The task: Across the whole listing, find how many lines contain "admin", then write that number and nothing else.

■ ■ ■

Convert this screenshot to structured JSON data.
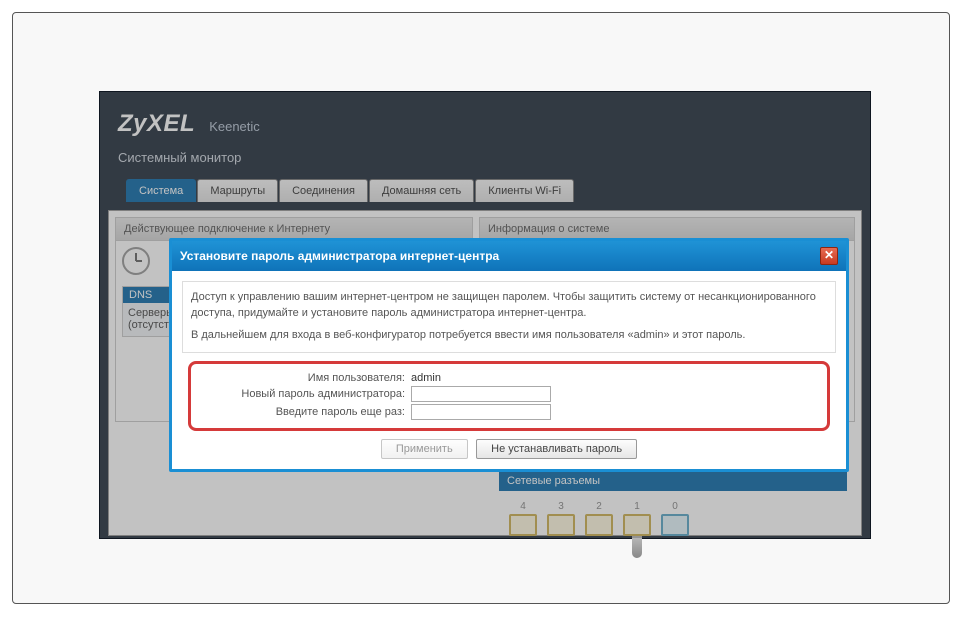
{
  "brand": {
    "logo": "ZyXEL",
    "model": "Keenetic"
  },
  "subtitle": "Системный монитор",
  "tabs": [
    "Система",
    "Маршруты",
    "Соединения",
    "Домашняя сеть",
    "Клиенты Wi-Fi"
  ],
  "active_tab": 0,
  "panels": {
    "left_title": "Действующее подключение к Интернету",
    "right_title": "Информация о системе"
  },
  "side": {
    "dns_title": "DNS",
    "servers_label": "Серверы",
    "servers_value": "(отсутствуют)"
  },
  "network": {
    "title": "Сетевые разъемы",
    "ports": [
      "4",
      "3",
      "2",
      "1",
      "0"
    ]
  },
  "dialog": {
    "title": "Установите пароль администратора интернет-центра",
    "paragraph1": "Доступ к управлению вашим интернет-центром не защищен паролем. Чтобы защитить систему от несанкционированного доступа, придумайте и установите пароль администратора интернет-центра.",
    "paragraph2": "В дальнейшем для входа в веб-конфигуратор потребуется ввести имя пользователя «admin» и этот пароль.",
    "username_label": "Имя пользователя:",
    "username_value": "admin",
    "password_label": "Новый пароль администратора:",
    "confirm_label": "Введите пароль еще раз:",
    "apply_btn": "Применить",
    "skip_btn": "Не устанавливать пароль"
  }
}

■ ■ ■

Result: 2